Spurs' Becky Hammon hopes it becomes normal for women to get NBA coaching jobs
San Antonio assistant became 1st woman to serve as NBA head coach in December
Becky Hammon can't wait for the time when it's normal for women to interview for head coaching positions in the NBA and their gender isn't the story.
Hammon is entering her eighth season as an assistant and has been interviewed for several head coach openings but hasn't gotten an offer to be the first woman to lead a NBA team.
"There's 30 jobs and they are incredibly hard to get," Hammon said in a phone interview on Tuesday. "When I saw there are 30 jobs, not all 30 are available, so I'm really talking about three or four and they are really hard to get."
While Hammon would love to be the first, she hopes it's for the right reasons.
"Please don't hire me to check a box. That's the worst thing you can do for me," she said. "Hire me because of my skill sets and coaching, who am I as a person, hire me for those."
WATCH | Hammon makes history on sidelines for Spurs:
Hammon was a finalist for the Portland Trail Blazers job, which went to Chauncey Billups.
"I can't speak for organizations across the league and the whole sports world.
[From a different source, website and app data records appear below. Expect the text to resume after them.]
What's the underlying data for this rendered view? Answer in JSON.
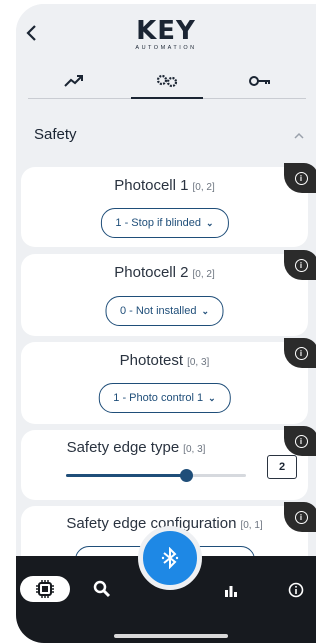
{
  "header": {
    "back_icon": "chevron-left-icon",
    "logo_main": "KEY",
    "logo_sub": "AUTOMATION",
    "tabs": [
      {
        "icon": "trend-chart-icon",
        "active": false
      },
      {
        "icon": "gears-icon",
        "active": true
      },
      {
        "icon": "key-icon",
        "active": false
      }
    ]
  },
  "section": {
    "title": "Safety",
    "expanded": true
  },
  "params": [
    {
      "name": "Photocell 1",
      "range": "[0, 2]",
      "value": "1 - Stop if blinded"
    },
    {
      "name": "Photocell 2",
      "range": "[0, 2]",
      "value": "0 - Not installed"
    },
    {
      "name": "Phototest",
      "range": "[0, 3]",
      "value": "1 - Photo control 1"
    },
    {
      "name": "Safety edge type",
      "range": "[0, 3]",
      "value": "2",
      "slider_fraction": 0.667
    },
    {
      "name": "Safety edge configuration",
      "range": "[0, 1]"
    }
  ],
  "bottom_nav": {
    "items": [
      "chip-icon",
      "wrench-search-icon",
      "bar-chart-icon",
      "info-icon"
    ],
    "active": "chip-icon",
    "center": "bluetooth-icon"
  },
  "colors": {
    "accent": "#1f4e79",
    "bluetooth": "#1e88e5",
    "bar": "#171a1f",
    "badge": "#2b2b2b"
  }
}
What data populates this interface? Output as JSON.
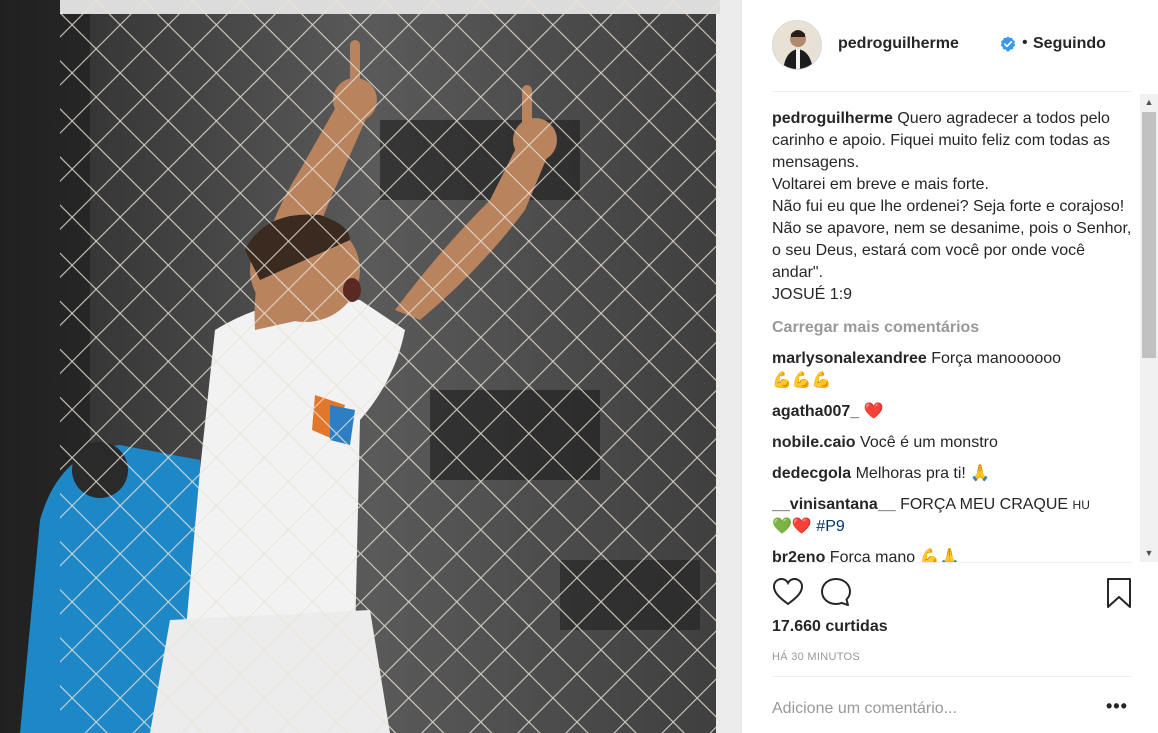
{
  "post": {
    "username": "pedroguilherme",
    "separator": "•",
    "follow_status": "Seguindo",
    "caption": "Quero agradecer a todos pelo carinho e apoio. Fiquei muito feliz com todas as mensagens.\nVoltarei em breve e mais forte.\nNão fui eu que lhe ordenei? Seja forte e corajoso! Não se apavore, nem se desanime, pois o Senhor, o seu Deus, estará com você por onde você andar\".\nJOSUÉ 1:9",
    "load_more": "Carregar mais comentários",
    "comments": [
      {
        "user": "marlysonalexandree",
        "text": "Força manoooooo",
        "emoji": "💪💪💪"
      },
      {
        "user": "agatha007_",
        "text": "",
        "emoji": "❤️"
      },
      {
        "user": "nobile.caio",
        "text": "Você é um monstro",
        "emoji": ""
      },
      {
        "user": "dedecgola",
        "text": "Melhoras pra ti!",
        "emoji": "🙏"
      },
      {
        "user": "__vinisantana__",
        "text": "FORÇA MEU CRAQUE",
        "small": "HU",
        "emoji": "💚❤️",
        "hashtag": "#P9"
      },
      {
        "user": "br2eno",
        "text": "Força mano",
        "emoji": "💪🙏"
      }
    ],
    "likes": "17.660 curtidas",
    "time": "HÁ 30 MINUTOS",
    "add_comment_placeholder": "Adicione um comentário...",
    "more_options": "•••"
  },
  "icons": {
    "like": "heart-icon",
    "comment": "comment-icon",
    "save": "bookmark-icon",
    "verified": "verified-badge-icon",
    "options": "more-options-icon"
  },
  "colors": {
    "text": "#262626",
    "secondary": "#999999",
    "verified": "#3897f0",
    "hashtag": "#003569",
    "divider": "#efefef"
  }
}
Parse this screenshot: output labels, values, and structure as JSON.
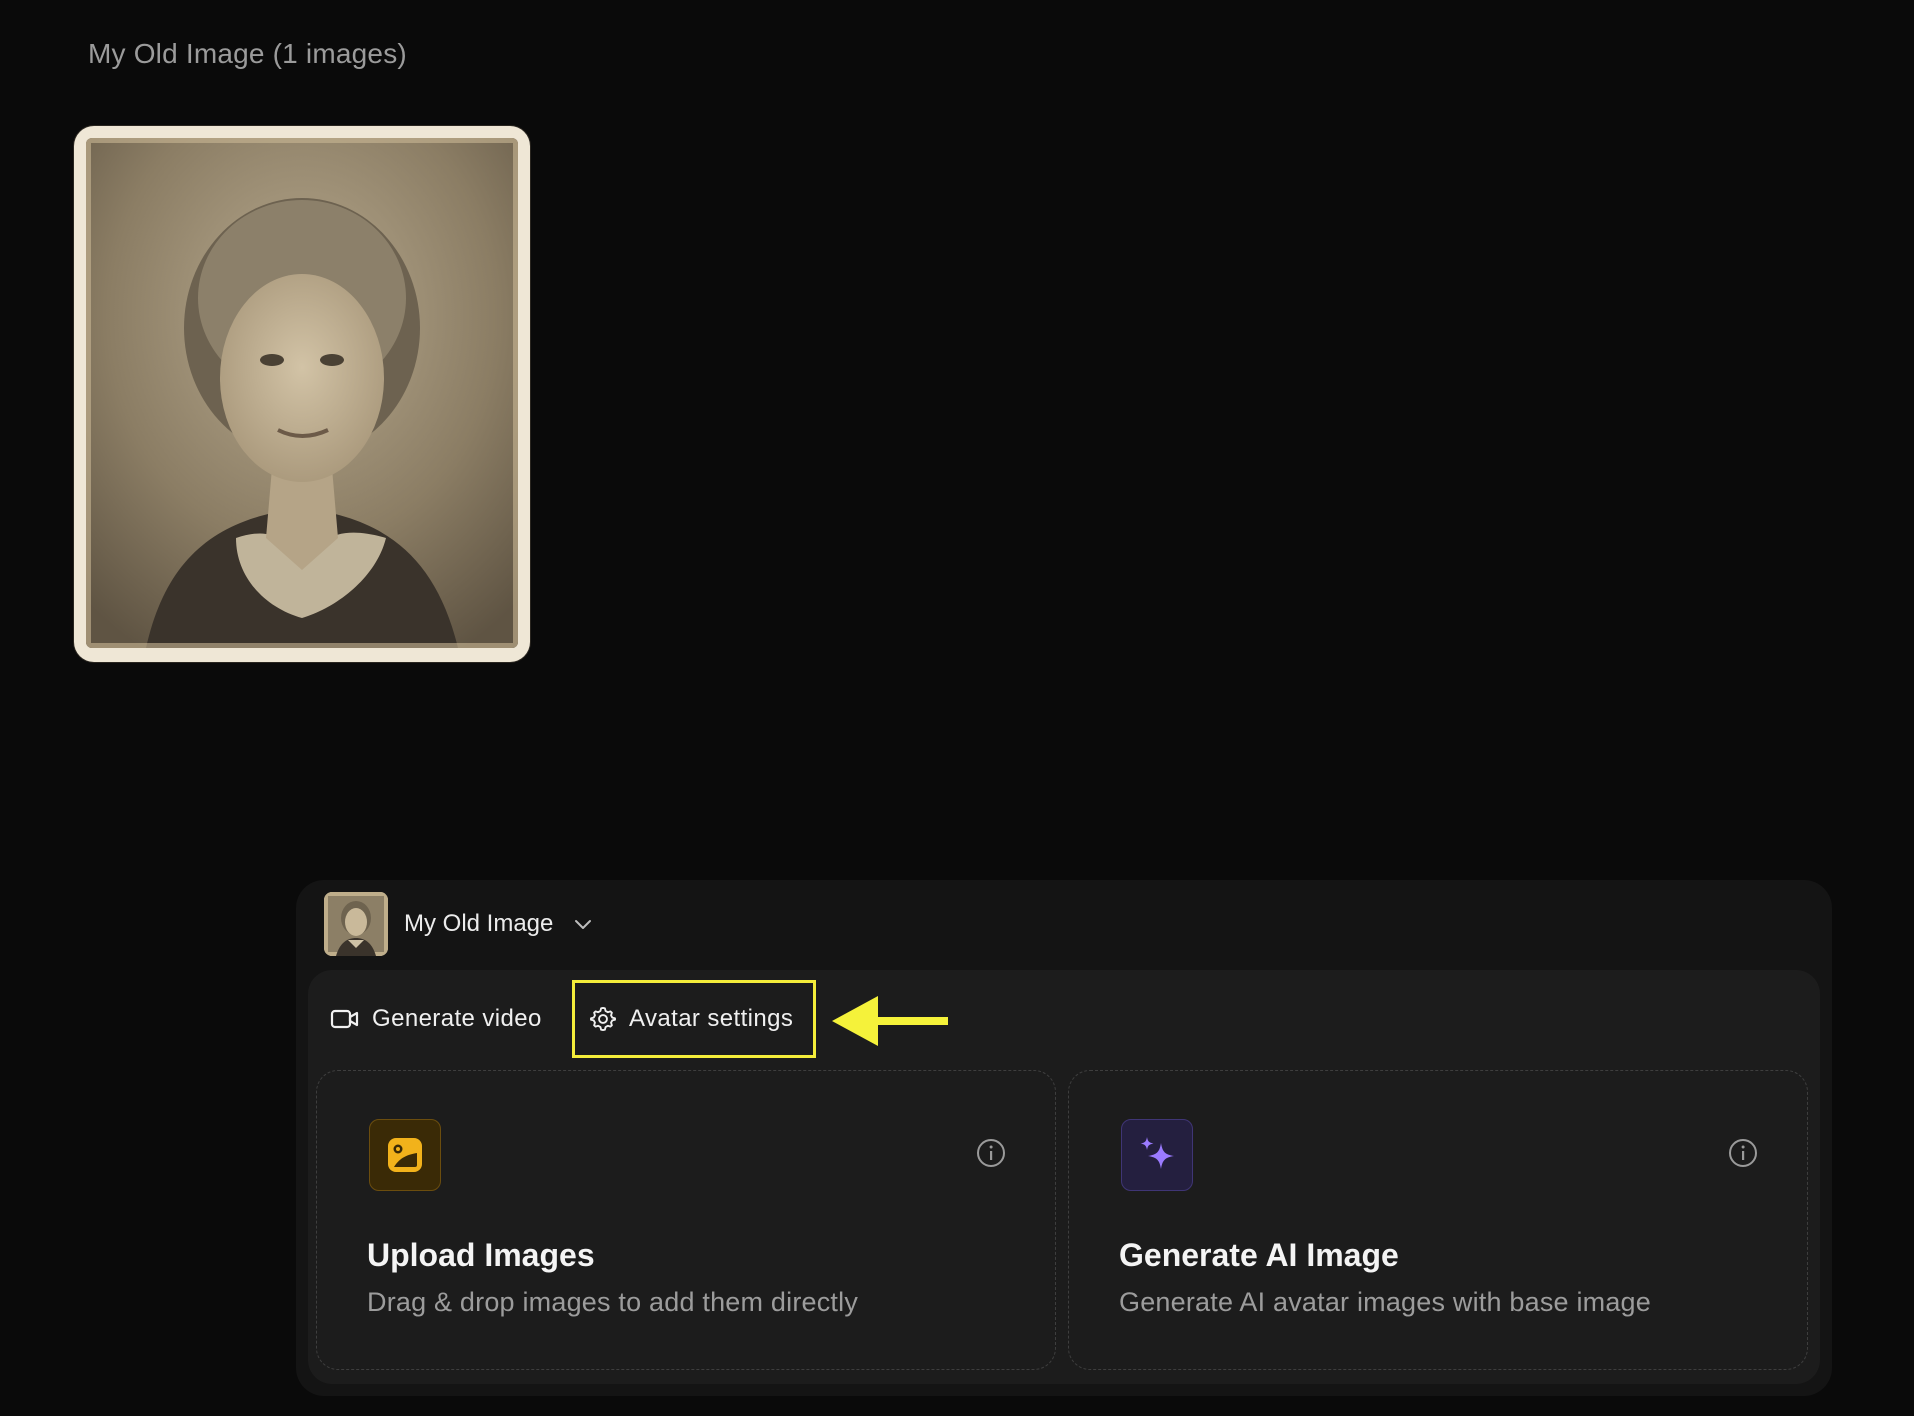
{
  "gallery": {
    "title": "My Old Image (1 images)"
  },
  "avatar": {
    "name": "My Old Image"
  },
  "toolbar": {
    "generate_video_label": "Generate video",
    "avatar_settings_label": "Avatar settings",
    "highlight_color": "#f3ec3a"
  },
  "cards": {
    "upload": {
      "title": "Upload Images",
      "description": "Drag & drop images to add them directly",
      "icon": "image-upload-icon",
      "accent": "#f2b21b"
    },
    "ai": {
      "title": "Generate AI Image",
      "description": "Generate AI avatar images with base image",
      "icon": "sparkles-icon",
      "accent": "#9b7bff"
    }
  }
}
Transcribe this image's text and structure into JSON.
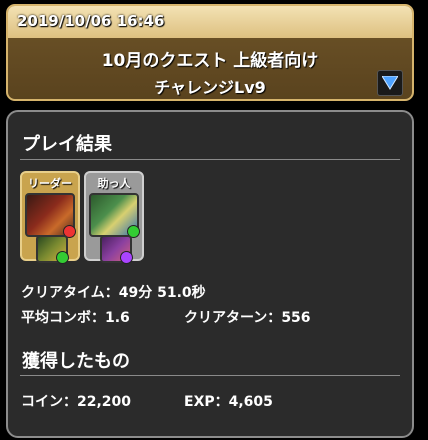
{
  "header": {
    "date": "2019/10/06 16:46",
    "title": "10月のクエスト 上級者向け",
    "subtitle": "チャレンジLv9",
    "dropdown_icon": "triangle-down-icon",
    "accent_color": "#d6b46c"
  },
  "result": {
    "heading": "プレイ結果",
    "leader_label": "リーダー",
    "helper_label": "助っ人",
    "clear_time_label": "クリアタイム：",
    "clear_time_value": "49分 51.0秒",
    "avg_combo_label": "平均コンボ：",
    "avg_combo_value": "1.6",
    "clear_turns_label": "クリアターン：",
    "clear_turns_value": "556"
  },
  "rewards": {
    "heading": "獲得したもの",
    "coin_label": "コイン：",
    "coin_value": "22,200",
    "exp_label": "EXP：",
    "exp_value": "4,605"
  }
}
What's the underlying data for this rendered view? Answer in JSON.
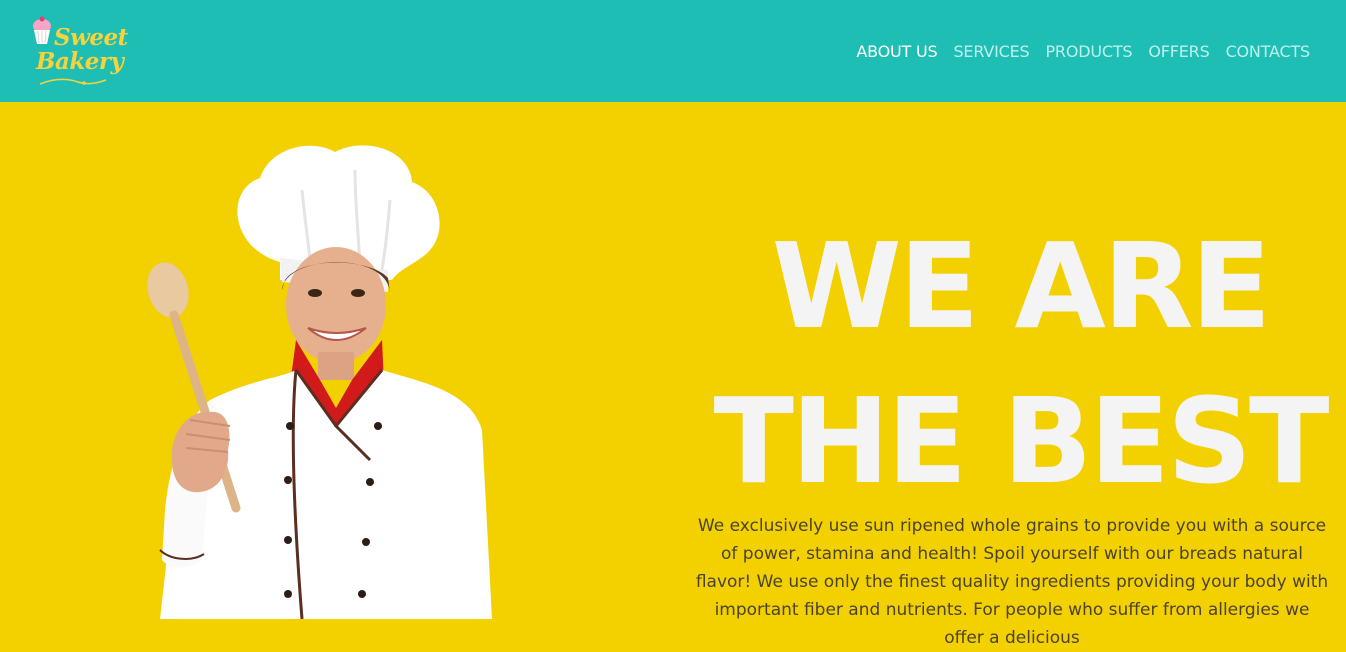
{
  "brand": {
    "logo_line1": "Sweet",
    "logo_line2": "Bakery"
  },
  "nav": {
    "items": [
      {
        "label": "ABOUT US",
        "active": true
      },
      {
        "label": "SERVICES",
        "active": false
      },
      {
        "label": "PRODUCTS",
        "active": false
      },
      {
        "label": "OFFERS",
        "active": false
      },
      {
        "label": "CONTACTS",
        "active": false
      }
    ]
  },
  "hero": {
    "headline_line1": "WE ARE",
    "headline_line2": "THE BEST",
    "body": "We exclusively use sun ripened whole grains to provide you with a source of power, stamina and health! Spoil yourself with our breads natural flavor! We use only the finest quality ingredients providing your body with important fiber and nutrients. For people who suffer from allergies we offer a delicious"
  },
  "colors": {
    "header_bg": "#1fbeb4",
    "hero_bg": "#f3d000",
    "logo_yellow": "#f6d23c",
    "headline_white": "#f4f4f4"
  }
}
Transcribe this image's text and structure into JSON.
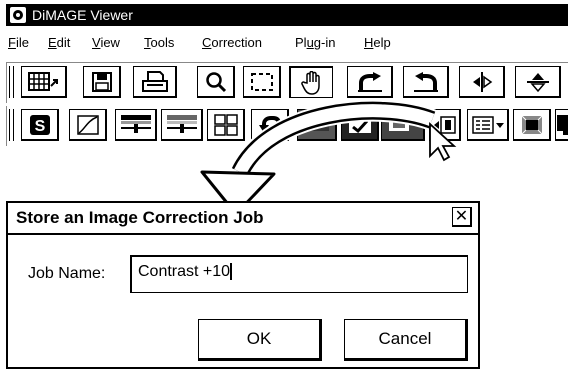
{
  "app": {
    "title": "DiMAGE Viewer"
  },
  "menu": [
    {
      "label": "File",
      "underline": "F"
    },
    {
      "label": "Edit",
      "underline": "E"
    },
    {
      "label": "View",
      "underline": "V"
    },
    {
      "label": "Tools",
      "underline": "T"
    },
    {
      "label": "Correction",
      "underline": "C"
    },
    {
      "label": "Plug-in",
      "underline": "u"
    },
    {
      "label": "Help",
      "underline": "H"
    }
  ],
  "toolbar1": [
    "thumbnail-view-icon",
    "save-icon",
    "print-icon",
    "magnifier-icon",
    "selection-icon",
    "hand-icon",
    "rotate-left-icon",
    "rotate-right-icon",
    "flip-horizontal-icon",
    "flip-vertical-icon"
  ],
  "toolbar2": [
    "color-sync-icon",
    "tone-curve-icon",
    "brightness-contrast-icon",
    "color-balance-icon",
    "variations-icon",
    "undo-icon",
    "compare-icon",
    "save-job-icon",
    "load-job-icon",
    "store-job-icon",
    "job-list-icon",
    "gradient-icon",
    "monitor-icon"
  ],
  "dialog": {
    "title": "Store an Image Correction Job",
    "close": "✕",
    "job_name_label": "Job Name:",
    "job_name_value": "Contrast +10",
    "ok": "OK",
    "cancel": "Cancel"
  },
  "colors": {
    "ink": "#000000",
    "paper": "#ffffff"
  }
}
I can tell you they were asking me legitimate coaching questions," the 44-year-old said. "When you get to this level, you've got to hire the best person for the job and the person who fits your organization the best."
Hammon spoke from Las Vegas, where she was watching the NBA summer league, but on Thursday her eyes will be on Phoenix, the site of the inaugural WNBA Commissioner's Cup championship game between Seattle and Connecticut, which will be streamed on Amazon Prime Video.
She played in a few cup championships while competing overseas during the winters.
"They are always fun, always bonuses in everyone's contract. That was overseas," she said. "Put a little something extra on the line."
While Hammon is excited about the game, not all the players are thrilled by the timing. Five of the Storm's players were at the Tokyo Olympics, including stars Breanna Stewart, Jewell Loyd and Sue Bird, who helped the U.S. win a seventh consecutive gold medal.
"Obviously it's not the best for us," Stewart said in Tokyo. "We'll see what happens."